AO On Site – Venice: The Unofficial Palestine Pavilion at 2013 Venice Biennale – Otherwise Occupied

June 5th, 2013

Bashir Makhou, Giardino Occupato (Installation View) (2013) All photos by Sophie Kitching for Art Observed

Otherwise Occupied is an exhibition of Palestinian artists organized by al Hoash, a Palestinian art organization based in Jerusalem, as part of the 55th International Art Exhibition at Venice Biennale 2013. The show is one of 48 Collateral Events hosted around the city. The exhibition features the work of two prominent, internationally renowned artists: Bashir Makhoul and Aissa Deebi. Makhoul is the head of the Winchester School of Art, England, while Deebi is a founding member of ArteEast, a Brooklyn-based organization that supports Middle Eastern art and culture. Both have exhibited work at the Elga Wimmer Gallery in Manhattan, and mainly work with photography. In the past, both have addressed the themes of diaspora, exile and, more broadly, Palestinian politics, unsurprising given that both artists were born inside the 1948 borders of Palestine, and have since immigrated to become citizens of other states. Currently, they are working in the globalized art world, exemplified by Massimiliano Gioni’s Central Pavilion, The Encyclopedic Palace. Nevertheless, the artists still consider themselves Palestinian, underlining the complex political identities of modernity Gioni expressed in his press conference.

Bashir Makhou, Giardino Occupato (Installation View) (2013)

In fact, the unofficial Palestinian exhibition communicates new ways of conceptualizing the nation. While the pieces discuss the Palestinian occupation, the work attempts to convey that Palestine is not defined by the occupation. The word ‘otherwise’ in the exhibition’s title offers the opportunity for the art to delve into the questions of belonging, identity and place. By using technologies, such as GPS, which are traditionally used to formally map and define territories, the works are transforming the tools of political administration and control into mediums of art and contemporary communication.

Bashir Makhou, Giardino Occupato (Installation View) (2013)

Makhoul’s work occupies the garden at Liceo Artistico Statale di Venezia, filling it with thousands of cardboard boxes for his Giardino Occupato.

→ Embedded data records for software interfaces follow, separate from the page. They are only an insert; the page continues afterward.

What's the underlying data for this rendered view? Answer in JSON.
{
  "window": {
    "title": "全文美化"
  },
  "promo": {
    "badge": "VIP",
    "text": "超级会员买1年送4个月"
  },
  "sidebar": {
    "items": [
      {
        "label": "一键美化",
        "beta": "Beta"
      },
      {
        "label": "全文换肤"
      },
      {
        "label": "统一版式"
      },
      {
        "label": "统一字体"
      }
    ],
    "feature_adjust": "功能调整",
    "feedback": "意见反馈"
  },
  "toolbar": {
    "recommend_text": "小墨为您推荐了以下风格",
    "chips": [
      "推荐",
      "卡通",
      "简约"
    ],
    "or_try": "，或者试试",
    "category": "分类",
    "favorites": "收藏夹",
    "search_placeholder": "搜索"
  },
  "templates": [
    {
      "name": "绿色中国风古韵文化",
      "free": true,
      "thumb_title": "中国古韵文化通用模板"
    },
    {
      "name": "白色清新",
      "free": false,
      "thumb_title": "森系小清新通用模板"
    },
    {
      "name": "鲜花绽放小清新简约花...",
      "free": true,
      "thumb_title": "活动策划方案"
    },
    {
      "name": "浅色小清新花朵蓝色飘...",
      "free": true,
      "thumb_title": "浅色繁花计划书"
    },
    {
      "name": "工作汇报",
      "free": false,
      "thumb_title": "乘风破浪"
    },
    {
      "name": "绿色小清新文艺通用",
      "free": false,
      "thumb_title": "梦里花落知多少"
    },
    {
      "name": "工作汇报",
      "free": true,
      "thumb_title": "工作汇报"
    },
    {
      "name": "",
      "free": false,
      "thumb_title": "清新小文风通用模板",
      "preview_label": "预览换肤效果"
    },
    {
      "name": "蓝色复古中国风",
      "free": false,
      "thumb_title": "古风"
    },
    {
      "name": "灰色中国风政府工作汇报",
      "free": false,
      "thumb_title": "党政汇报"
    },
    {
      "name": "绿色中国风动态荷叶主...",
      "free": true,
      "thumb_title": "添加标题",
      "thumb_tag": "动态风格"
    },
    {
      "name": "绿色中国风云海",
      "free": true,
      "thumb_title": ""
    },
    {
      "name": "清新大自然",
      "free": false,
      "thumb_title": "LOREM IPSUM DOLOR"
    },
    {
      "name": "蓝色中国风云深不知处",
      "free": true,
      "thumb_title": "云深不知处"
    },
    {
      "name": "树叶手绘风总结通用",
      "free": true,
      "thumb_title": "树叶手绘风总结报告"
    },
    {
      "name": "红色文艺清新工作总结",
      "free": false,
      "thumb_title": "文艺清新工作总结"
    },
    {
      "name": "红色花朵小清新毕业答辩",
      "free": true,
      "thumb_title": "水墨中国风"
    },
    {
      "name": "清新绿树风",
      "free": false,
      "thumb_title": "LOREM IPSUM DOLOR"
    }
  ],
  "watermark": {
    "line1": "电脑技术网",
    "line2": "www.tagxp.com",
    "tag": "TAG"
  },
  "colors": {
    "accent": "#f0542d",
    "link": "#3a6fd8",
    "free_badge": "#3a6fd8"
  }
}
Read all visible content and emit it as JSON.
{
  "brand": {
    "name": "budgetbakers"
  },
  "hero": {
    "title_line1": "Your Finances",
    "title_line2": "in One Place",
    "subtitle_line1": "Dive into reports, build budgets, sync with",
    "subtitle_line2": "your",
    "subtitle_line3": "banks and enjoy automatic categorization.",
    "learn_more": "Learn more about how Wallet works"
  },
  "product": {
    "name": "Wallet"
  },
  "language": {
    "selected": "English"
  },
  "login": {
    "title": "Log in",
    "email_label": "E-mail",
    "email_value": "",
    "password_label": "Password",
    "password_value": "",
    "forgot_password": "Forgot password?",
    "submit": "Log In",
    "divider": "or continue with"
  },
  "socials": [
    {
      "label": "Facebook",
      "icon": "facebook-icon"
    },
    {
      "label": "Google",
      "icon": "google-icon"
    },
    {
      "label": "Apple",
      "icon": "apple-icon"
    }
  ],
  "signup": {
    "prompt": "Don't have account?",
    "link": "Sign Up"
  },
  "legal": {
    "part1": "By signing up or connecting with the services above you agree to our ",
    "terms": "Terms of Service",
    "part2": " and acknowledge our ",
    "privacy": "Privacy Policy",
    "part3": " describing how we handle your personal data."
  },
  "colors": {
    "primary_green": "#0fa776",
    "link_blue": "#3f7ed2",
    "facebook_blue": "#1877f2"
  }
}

Both the artist and members of the public carry the boxes in over the course of the Venice Biennale. As such, the resulting shantytown is constantly growing in size and density, gradually overwhelming and engulfing the garden. The installation piece forces the viewers to personally engage with the occupation of the space. The amalgamation of boxes evokes a feeling of containment and claustrophobia, an emotion that will only intensify as the exhibition continues and the space fills. Disturbingly, the exhibition alludes to two divergent themes. Firstly, the work refers to the use of cardboard boxes to create a childhood imaginary world. Secondly, it alludes to the Settlements on the West Bank and the Palestinian refuge camps. The chaotic and impermanent arrangement of the boxes draws parallels with the poor housing conditions endured in the refuge camps, and enigmatically, the constant expansion of Israeli settlements across this politically contentious strip of land.

Aissa Deebi, Still from The Trial (2013)

Deebi’s video work, The Trial, re-enacts the 1973 trial of Daoud Turki, a Palestinian poet and revolutionary. Turki was tried for treason by the Haifa District Court and sentenced to 17 years in prison, sentenced by a court that would not recognize his status as an Arab citizen of Isreal. The title of the video is derived from Franz Kafka’s surreal novel The Trial, in which a character faces a fictional predicament that is disturbingly similar to Turki’s reality, tried and imprisoned for mysterious, unnamed crimes.

Aissa Deebi, Still from The Trial (2013)

Compellingly delivered, Otherwise Occupied is a powerful perspective into the Palestinian condition, putting forth a challenging viewpoint on the complex ethno-political environment of the Israeli-Palestinian dispute.

All photographs courtesy of Sophie Kitching

—C. Stein

Read more:

Palestine at Venice
Venice Biennale